That night I dined at Yavapai, Enchantment’s award-winning restaurant. Starting with my favorite splurge—foie gras, served with a hint of wild strawberry preserves, I began an exquisite food journey that took my taste buds on a thrilling roller coaster ride. After recovering from my decadent starter, I chose a healthier entrée, barramundi, a flaky, white fish from the South Pacific, served with fennel, radish, and jalapeño orange-ginger jam. The combination of sweet and savory flavors created a well-balanced dish, and I ate every bite. Yavapai’s décor reflects a southwestern ambiance, and large windows reveal stunning views of Boynton Canyon. Here you’ll find food for the body and for the soul.
Sedona’s other top-class lodgings can be found at L’Auberge Sedona near downtown. You can choose the romantic Creekside cottages nestled in a small canyon, where the merry sounds of Oak Creek serenade you, or new Red Rock View cottages, which perch high on the hillside affording sublime views of the red rocks. Dining at the award-winning L’Auberge Restaurant on Oak Creek is a treat unto itself. Lobster bisque, grilled filet mignon, and sinfully good flourless chocolate cake rounded out my indulgent dinner followed by a walk along the whispering creek. In this romantic haven, I discovered I missed my husband again and began planning a return trip one day to experience Sedona together.
One afternoon I jumped aboard a Pink Jeep and commenced to explore Diamondback Gulch, a desert landscape full of jaw-clenching rock climbs, bumpy plunges, and lots of blue sky and desert flora and fauna. We picnicked on blankets in the middle of nowhere, and thoughts of life in the fast lane were replaced with quiet reflections of whether where you live influences who you become. Many people travel to Sedona seeking life-changing experiences, and while some may succeed in their quest, I prefer to think that we carry the capacity for change with us wherever we go.

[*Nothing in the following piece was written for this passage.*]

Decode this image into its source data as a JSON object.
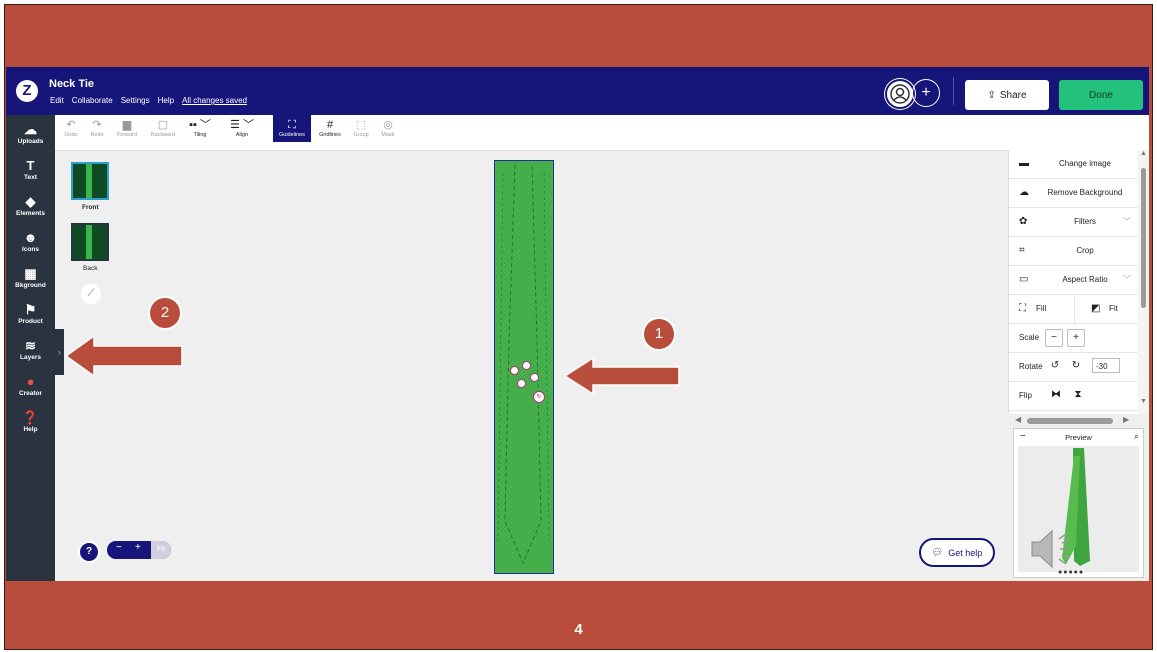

My feelings of contentment and the sense that I was discovering new vistas—both within and without—culminated in my spa treatment at Mii amo, Enchantment’s destination spa. There I experienced a heavenly Sedona Clay Wrap, one of many therapeutic treatments offered at this state-of-the-art spa. After a soft exfoliation, my therapist gently applied the mineral-rich Sedona clay, known for its detoxifying and anti-inflammatory properties, enhanced by the addition of cocoa powder, which lent a lovely smell to the experience. After being wrapped loosely in a warm cocoon, I showered off the mud and then enjoyed an amazing massage. Using an herb-infused lotion, my therapist intuitively manipulated the parts of my body that seemed to need her touch most—truly a transcendent experience. When my treatment ended, I felt like a new person. It was as if the essence of Sedona has seeped into my soul somehow, and I could only hope it would lodge there forever.